Angelina Jolie is a director now. You probably already know that. In the Land of Blood & Honey is NOT an uplifting movie. Don’t watch it unless you’re really looking to punish yourself emotionally for hours and hours.

The Balkans break my heart. One of the best things I’ve done was travel to Macedonia (FYROM) and Kosovo, and then take a train north to Vienna. When I travel, I always meet such a beautiful mix of people and circumstance. In the Balkans I found anger and hatred. I also found gallons and gallons of sugary coffee served in tiny cups and not enough dentists, but mostly I found hatred. My extended exposure was limited to a section of the poor, uneducated class, but no one can hold a grudge like they can. There’s hatred of those in neighboring countries; they are all so loyal and believe that it’s love they feel for their own land. There is hatred for those with different beliefs, even though the Muslims and Catholics might live within the same outline on a map. They were raised with angry, 500 year old stories and they’re still looking for someone to blame. For revenge. I realize I’m speaking in sweeping generalities, but it was my experience.
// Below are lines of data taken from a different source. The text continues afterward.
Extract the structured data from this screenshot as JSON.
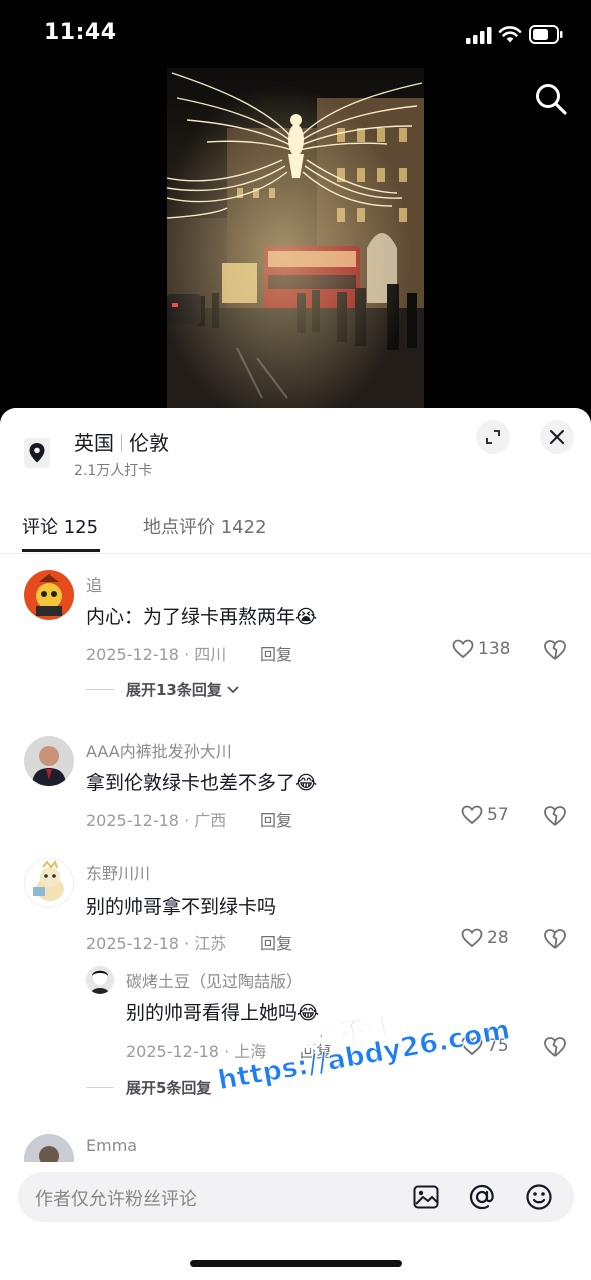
{
  "status_bar": {
    "time": "11:44"
  },
  "location": {
    "country": "英国",
    "city": "伦敦",
    "checkins": "2.1万人打卡"
  },
  "tabs": [
    {
      "label": "评论 125"
    },
    {
      "label": "地点评价 1422"
    }
  ],
  "comments": [
    {
      "user": "追",
      "text": "内心：为了绿卡再熬两年",
      "emoji": "😭",
      "date": "2025-12-18 · 四川",
      "reply_label": "回复",
      "likes": "138",
      "expand": "展开13条回复"
    },
    {
      "user": "AAA内裤批发孙大川",
      "text": "拿到伦敦绿卡也差不多了",
      "emoji": "😂",
      "date": "2025-12-18 · 广西",
      "reply_label": "回复",
      "likes": "57"
    },
    {
      "user": "东野川川",
      "text": "别的帅哥拿不到绿卡吗",
      "date": "2025-12-18 · 江苏",
      "reply_label": "回复",
      "likes": "28"
    },
    {
      "user": "碳烤土豆（见过陶喆版）",
      "text": "别的帅哥看得上她吗",
      "emoji": "😂",
      "date": "2025-12-18 · 上海",
      "reply_label": "回复",
      "likes": "75",
      "expand": "展开5条回复"
    },
    {
      "user": "Emma"
    }
  ],
  "watermark": {
    "line1": "黑料不打烊",
    "line2": "https://abdy26.com"
  },
  "input": {
    "placeholder": "作者仅允许粉丝评论"
  },
  "icons": [
    "location-pin-icon",
    "expand-icon",
    "close-icon",
    "heart-icon",
    "broken-heart-icon",
    "image-icon",
    "at-icon",
    "emoji-icon",
    "search-icon"
  ]
}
They believe the worst of their neighbors and trust no one.

The Albanians hate the Serbs. I fell in love in Macedonia. We shared an emotional goodbye at the train station in Skopje, witnessed by the old woman I would share a train car with. She didn’t speak English, but she was so, so happy to have seen this young, tragic pair. For 10 minutes we smiled and used gestures and expressions to discuss the hardships of love and of saying goodbye. It came out finally that he was Albanian. She stopped smiling and spit on the floor. We didn’t speak again. She got off the train in Belgrade.

I don’t think of that trip very often anymore, or of the several trips back I made in the year and a half that followed. I wish this movie of war in the early to mid 1990’s didn’t remind me of the faces and attitudes of those I met more than 10 years later. I think I understand how that war happened. I wish there was some more evidence of progress. I wish they were able to relax their faces and smile easy.
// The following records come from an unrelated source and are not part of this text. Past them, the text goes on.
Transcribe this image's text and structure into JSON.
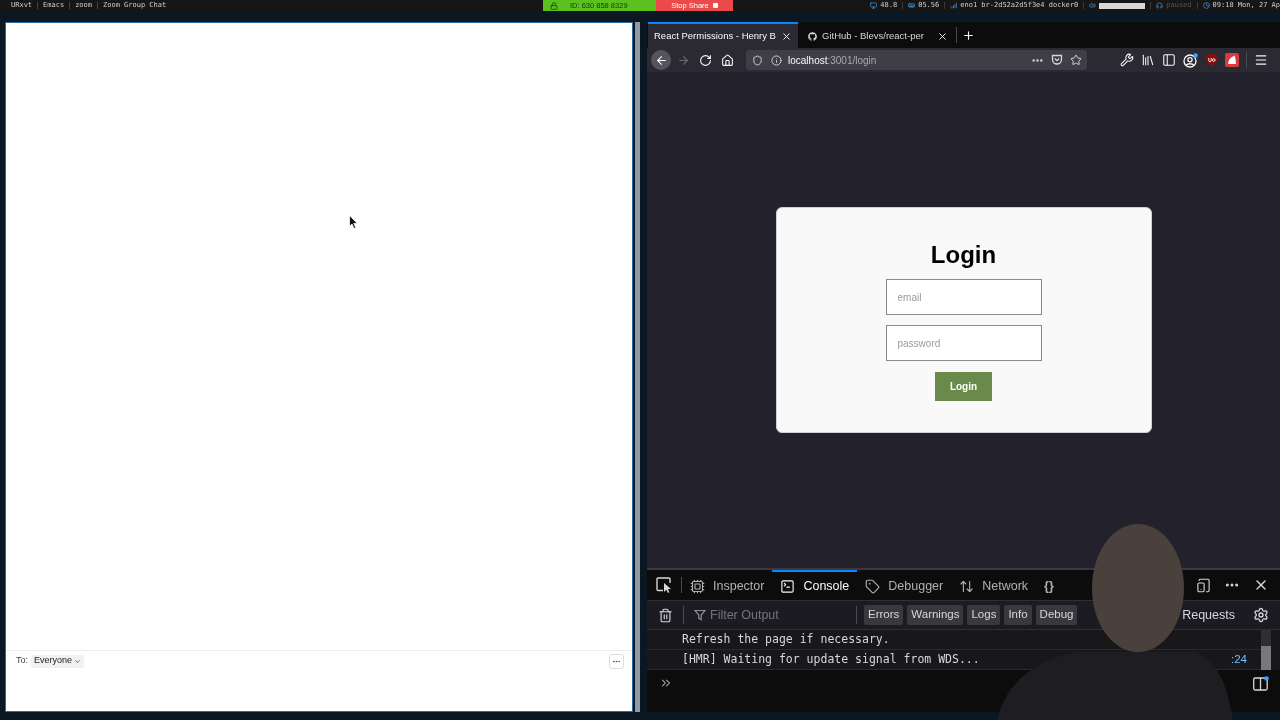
{
  "top_bar": {
    "workspaces": [
      "URxvt",
      "Emacs",
      "zoom",
      "Zoom Group Chat"
    ],
    "meeting_id": "ID: 630 858 8329",
    "stop_share": "Stop Share",
    "status": [
      {
        "kind": "cpu",
        "text": "48.8"
      },
      {
        "kind": "memory",
        "text": "05.56"
      },
      {
        "kind": "network",
        "text": "eno1 br-2d52a2d5f3e4 docker0"
      },
      {
        "kind": "volume",
        "level": 1
      },
      {
        "kind": "music",
        "text": "paused"
      },
      {
        "kind": "clock",
        "text": "09:18 Mon, 27 Ap"
      }
    ]
  },
  "chat_window": {
    "to_label": "To:",
    "recipient": "Everyone"
  },
  "browser": {
    "tabs": [
      {
        "title": "React Permissions - Henry B",
        "favicon": false,
        "selected": true
      },
      {
        "title": "GitHub - Blevs/react-per",
        "favicon": true,
        "selected": false
      }
    ],
    "nav_buttons": [
      {
        "kind": "back",
        "disabled": false
      },
      {
        "kind": "forward",
        "disabled": true
      },
      {
        "kind": "reload",
        "disabled": false
      },
      {
        "kind": "home",
        "disabled": false
      }
    ],
    "url": {
      "host": "localhost",
      "rest": ":3001/login"
    },
    "page": {
      "heading": "Login",
      "fields": [
        {
          "placeholder": "email"
        },
        {
          "placeholder": "password"
        }
      ],
      "button": "Login"
    }
  },
  "devtools": {
    "tabs": [
      {
        "kind": "inspector",
        "label": "Inspector",
        "selected": false
      },
      {
        "kind": "console",
        "label": "Console",
        "selected": true
      },
      {
        "kind": "debugger",
        "label": "Debugger",
        "selected": false
      },
      {
        "kind": "network",
        "label": "Network",
        "selected": false
      },
      {
        "kind": "style_editor",
        "label": "{}",
        "selected": false
      }
    ],
    "filter": {
      "placeholder": "Filter Output"
    },
    "filters": [
      {
        "label": "Errors",
        "selected": true
      },
      {
        "label": "Warnings",
        "selected": true
      },
      {
        "label": "Logs",
        "selected": true
      },
      {
        "label": "Info",
        "selected": true
      },
      {
        "label": "Debug",
        "selected": true
      },
      {
        "label": "Requests",
        "selected": false
      }
    ],
    "messages": [
      {
        "text": "Refresh the page if necessary."
      },
      {
        "text": "[HMR] Waiting for update signal from WDS...",
        "source": ":24"
      }
    ]
  }
}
Air and water.

October 27, 2012


On October 26, my tomato plant finally decided it would grow fruit. This tomato plant is a force to be reckoned with. A true Scorpio. It battled unimaginable heat, was tortured by months of direct, hot sun, and then became immensely jealous of all the other tomato plants that survived strong winds and daily rainstorms. And now, in the face of our first threat of frost: fruit. Damn Scorpios. I brought it inside.

The only bad thing about having 2 cases of red wine in the house is that when you finish a bottle, you can always open another. Good lord I hope I can keep a few bottles around for the family come Christmas. My grandparents are fixin’ to buy me a new TV, but my guess is they’re overlooking the fact that I don’t pay for cable. We’ll need the wine.

It’s gin botanical selection time at work. Distillation makes me feel like a little kid in a science museum. And not all Coriander seeds are created equally.

Being around people who “get” you- if you have this in your life, please. Please don’t take it for granted. I was happy to leave Boston and pursue something I believe in, but man, finding “my people” here in Arkansas might be one of the most challenging things I have to do. I went to a small town in Texas last weekend. There was a special reason that so many of “my people” were gathering there, but that I could be a part of it…. well it was like giving water to a tomato plant in Arkansas in JU-ly, if you ask me! JD called me a three-sided coin all weekend like it was a good thing. I mean, I’d have it no other way, but it isn’t overnight you can find a whole group of people who are out searching for three-sided coins. Also I was wearing a great dress and I learned to rope a calf, so.

That’s all I got.

Thinkin’ ’bout you, as always, ya know?